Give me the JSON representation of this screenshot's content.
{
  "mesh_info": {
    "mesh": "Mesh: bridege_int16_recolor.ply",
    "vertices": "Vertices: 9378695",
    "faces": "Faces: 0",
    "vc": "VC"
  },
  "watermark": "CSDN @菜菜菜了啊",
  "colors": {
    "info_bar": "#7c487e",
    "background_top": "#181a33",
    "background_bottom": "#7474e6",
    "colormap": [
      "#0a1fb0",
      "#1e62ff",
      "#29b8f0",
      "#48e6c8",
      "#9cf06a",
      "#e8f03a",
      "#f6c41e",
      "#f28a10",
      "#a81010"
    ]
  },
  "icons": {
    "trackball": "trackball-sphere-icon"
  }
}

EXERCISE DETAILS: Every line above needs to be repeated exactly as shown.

OUTPUT OF THE EXERCISE:
Give me the JSON representation of this screenshot's content.
{
  "mesh_info": {
    "mesh": "Mesh: bridege_int16_recolor.ply",
    "vertices": "Vertices: 9378695",
    "faces": "Faces: 0",
    "vc": "VC"
  },
  "watermark": "CSDN @菜菜菜了啊",
  "colors": {
    "info_bar": "#7c487e",
    "background_top": "#181a33",
    "background_bottom": "#7474e6",
    "colormap": [
      "#0a1fb0",
      "#1e62ff",
      "#29b8f0",
      "#48e6c8",
      "#9cf06a",
      "#e8f03a",
      "#f6c41e",
      "#f28a10",
      "#a81010"
    ]
  },
  "icons": {
    "trackball": "trackball-sphere-icon"
  }
}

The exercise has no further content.